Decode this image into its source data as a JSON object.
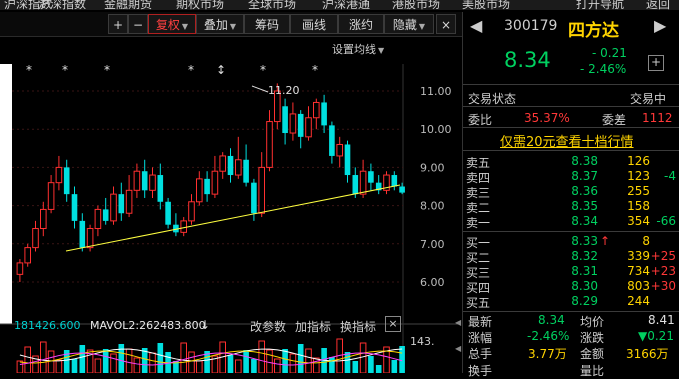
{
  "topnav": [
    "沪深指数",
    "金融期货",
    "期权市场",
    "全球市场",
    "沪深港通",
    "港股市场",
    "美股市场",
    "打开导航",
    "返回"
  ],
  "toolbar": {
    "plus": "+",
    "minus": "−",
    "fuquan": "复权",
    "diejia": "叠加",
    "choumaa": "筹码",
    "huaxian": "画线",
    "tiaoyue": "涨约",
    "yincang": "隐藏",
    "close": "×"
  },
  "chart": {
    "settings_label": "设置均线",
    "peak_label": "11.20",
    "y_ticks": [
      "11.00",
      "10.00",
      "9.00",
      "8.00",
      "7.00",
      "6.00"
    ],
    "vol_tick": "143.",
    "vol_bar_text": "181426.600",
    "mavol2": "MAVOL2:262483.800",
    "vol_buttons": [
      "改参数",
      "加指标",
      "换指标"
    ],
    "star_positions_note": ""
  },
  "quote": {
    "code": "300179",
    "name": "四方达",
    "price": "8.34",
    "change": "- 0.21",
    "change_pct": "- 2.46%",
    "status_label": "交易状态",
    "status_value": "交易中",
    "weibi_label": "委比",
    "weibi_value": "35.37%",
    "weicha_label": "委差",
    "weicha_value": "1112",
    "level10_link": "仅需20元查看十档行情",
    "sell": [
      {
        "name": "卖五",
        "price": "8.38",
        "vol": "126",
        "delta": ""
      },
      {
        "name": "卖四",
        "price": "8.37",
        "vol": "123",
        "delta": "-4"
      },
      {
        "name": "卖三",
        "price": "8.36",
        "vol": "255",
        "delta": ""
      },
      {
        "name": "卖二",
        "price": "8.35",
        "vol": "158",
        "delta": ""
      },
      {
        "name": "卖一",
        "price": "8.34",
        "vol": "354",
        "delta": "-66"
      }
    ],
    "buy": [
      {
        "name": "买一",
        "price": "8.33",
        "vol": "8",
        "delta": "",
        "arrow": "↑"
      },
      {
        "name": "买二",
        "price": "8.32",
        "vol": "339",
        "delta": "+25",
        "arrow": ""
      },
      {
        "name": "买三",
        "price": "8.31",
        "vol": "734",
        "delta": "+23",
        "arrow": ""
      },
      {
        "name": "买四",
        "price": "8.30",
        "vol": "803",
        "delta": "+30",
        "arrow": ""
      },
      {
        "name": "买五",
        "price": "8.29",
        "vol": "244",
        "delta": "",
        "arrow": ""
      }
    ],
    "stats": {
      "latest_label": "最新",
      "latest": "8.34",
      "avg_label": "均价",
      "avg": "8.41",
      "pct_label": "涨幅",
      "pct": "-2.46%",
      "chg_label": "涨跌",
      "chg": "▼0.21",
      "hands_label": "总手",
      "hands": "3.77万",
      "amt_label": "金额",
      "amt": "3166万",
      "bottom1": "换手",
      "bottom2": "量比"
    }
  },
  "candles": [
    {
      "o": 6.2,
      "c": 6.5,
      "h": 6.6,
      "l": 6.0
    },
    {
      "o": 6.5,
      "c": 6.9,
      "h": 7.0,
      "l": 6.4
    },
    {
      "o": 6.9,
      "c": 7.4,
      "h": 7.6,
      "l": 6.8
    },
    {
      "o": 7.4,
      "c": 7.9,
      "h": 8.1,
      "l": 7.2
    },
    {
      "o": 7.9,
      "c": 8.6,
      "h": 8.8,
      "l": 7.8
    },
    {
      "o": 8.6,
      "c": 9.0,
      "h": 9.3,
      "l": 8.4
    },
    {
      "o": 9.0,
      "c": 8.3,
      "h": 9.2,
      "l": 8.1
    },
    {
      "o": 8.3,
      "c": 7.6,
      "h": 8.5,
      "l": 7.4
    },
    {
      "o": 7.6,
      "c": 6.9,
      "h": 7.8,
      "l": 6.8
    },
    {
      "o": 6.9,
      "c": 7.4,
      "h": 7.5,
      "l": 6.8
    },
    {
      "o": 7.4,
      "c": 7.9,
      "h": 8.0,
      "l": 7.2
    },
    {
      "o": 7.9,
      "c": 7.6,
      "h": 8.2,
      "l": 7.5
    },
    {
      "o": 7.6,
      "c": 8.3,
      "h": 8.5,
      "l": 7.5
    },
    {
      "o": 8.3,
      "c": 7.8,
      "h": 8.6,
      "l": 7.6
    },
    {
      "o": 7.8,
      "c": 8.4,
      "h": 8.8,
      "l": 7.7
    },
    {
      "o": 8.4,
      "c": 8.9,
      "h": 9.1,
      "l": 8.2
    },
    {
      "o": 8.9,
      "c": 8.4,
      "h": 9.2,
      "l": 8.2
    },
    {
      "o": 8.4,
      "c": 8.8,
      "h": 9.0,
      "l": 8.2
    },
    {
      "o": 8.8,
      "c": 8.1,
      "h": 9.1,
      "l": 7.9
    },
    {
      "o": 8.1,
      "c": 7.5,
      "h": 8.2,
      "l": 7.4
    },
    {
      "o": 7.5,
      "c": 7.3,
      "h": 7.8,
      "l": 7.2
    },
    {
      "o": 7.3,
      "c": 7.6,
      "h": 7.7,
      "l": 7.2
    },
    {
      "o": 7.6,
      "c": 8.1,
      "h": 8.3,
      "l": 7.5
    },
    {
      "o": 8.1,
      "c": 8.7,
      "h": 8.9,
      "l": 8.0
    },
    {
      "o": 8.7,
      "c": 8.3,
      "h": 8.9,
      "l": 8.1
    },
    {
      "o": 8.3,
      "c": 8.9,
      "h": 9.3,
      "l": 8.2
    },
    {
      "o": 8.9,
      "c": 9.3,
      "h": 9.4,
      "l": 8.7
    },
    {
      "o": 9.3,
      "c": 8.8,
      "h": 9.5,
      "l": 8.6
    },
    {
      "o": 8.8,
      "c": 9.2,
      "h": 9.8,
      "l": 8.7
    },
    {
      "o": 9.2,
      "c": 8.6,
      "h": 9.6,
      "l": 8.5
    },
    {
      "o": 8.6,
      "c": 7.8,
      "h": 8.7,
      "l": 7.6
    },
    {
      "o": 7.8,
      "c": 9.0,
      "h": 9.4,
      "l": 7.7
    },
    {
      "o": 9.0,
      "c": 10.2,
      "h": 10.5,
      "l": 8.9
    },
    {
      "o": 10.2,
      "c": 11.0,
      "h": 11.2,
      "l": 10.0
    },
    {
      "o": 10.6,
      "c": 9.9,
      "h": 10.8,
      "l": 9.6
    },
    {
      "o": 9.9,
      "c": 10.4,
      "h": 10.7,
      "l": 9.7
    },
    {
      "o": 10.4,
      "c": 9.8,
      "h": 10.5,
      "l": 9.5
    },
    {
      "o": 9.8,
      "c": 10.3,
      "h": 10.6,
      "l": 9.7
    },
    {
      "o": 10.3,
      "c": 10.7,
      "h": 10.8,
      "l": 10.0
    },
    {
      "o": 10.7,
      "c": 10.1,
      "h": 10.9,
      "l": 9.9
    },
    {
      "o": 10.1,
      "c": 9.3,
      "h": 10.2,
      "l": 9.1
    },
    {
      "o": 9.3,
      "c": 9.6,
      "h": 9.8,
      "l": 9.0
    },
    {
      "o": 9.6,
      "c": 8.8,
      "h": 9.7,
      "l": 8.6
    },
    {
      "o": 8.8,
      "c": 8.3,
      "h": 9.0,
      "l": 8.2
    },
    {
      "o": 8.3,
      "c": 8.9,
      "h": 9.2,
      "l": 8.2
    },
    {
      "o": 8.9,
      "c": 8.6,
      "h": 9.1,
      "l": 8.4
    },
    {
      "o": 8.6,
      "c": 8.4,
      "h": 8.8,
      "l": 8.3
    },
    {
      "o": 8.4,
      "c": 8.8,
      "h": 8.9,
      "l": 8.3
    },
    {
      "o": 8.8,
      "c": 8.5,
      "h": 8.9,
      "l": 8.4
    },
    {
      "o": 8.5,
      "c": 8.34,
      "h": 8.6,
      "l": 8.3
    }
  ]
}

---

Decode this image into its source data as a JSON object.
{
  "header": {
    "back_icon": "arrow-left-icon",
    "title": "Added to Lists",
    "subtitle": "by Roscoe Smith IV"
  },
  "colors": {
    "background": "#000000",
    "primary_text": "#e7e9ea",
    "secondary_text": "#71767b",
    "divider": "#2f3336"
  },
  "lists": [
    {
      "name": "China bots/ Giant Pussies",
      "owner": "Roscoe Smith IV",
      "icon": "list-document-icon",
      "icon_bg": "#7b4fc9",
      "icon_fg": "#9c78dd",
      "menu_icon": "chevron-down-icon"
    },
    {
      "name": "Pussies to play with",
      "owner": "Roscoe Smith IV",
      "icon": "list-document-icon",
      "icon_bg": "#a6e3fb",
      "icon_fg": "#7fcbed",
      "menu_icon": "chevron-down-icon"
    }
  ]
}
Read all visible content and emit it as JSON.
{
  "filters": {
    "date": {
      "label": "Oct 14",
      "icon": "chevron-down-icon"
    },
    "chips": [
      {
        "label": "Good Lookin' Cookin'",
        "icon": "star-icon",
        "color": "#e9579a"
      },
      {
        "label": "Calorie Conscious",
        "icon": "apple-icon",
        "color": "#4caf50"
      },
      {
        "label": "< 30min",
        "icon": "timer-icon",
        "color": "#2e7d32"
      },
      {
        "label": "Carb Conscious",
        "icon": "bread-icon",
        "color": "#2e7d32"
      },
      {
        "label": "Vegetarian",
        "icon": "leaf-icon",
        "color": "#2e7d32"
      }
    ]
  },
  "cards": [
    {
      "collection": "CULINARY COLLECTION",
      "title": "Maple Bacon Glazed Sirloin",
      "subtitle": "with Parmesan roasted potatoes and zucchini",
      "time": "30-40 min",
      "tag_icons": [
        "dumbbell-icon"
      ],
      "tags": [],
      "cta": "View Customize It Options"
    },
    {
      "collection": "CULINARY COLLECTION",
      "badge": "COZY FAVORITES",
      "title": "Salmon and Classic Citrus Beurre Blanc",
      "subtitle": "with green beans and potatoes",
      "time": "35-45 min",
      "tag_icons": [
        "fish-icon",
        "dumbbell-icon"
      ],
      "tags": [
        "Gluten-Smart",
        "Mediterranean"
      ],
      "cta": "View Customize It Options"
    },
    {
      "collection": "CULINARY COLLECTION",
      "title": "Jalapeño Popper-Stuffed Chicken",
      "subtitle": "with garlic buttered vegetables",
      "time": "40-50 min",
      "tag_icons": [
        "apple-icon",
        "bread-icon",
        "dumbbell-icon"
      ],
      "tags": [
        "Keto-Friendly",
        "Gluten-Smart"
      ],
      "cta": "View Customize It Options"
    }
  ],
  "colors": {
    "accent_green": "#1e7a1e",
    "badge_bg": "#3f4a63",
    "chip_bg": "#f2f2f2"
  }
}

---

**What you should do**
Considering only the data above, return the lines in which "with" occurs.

**Solution to the exercise**
      "name": "Pussies to play with",
      "subtitle": "with Parmesan roasted potatoes and zucchini",
      "subtitle": "with green beans and potatoes",
      "subtitle": "with garlic buttered vegetables",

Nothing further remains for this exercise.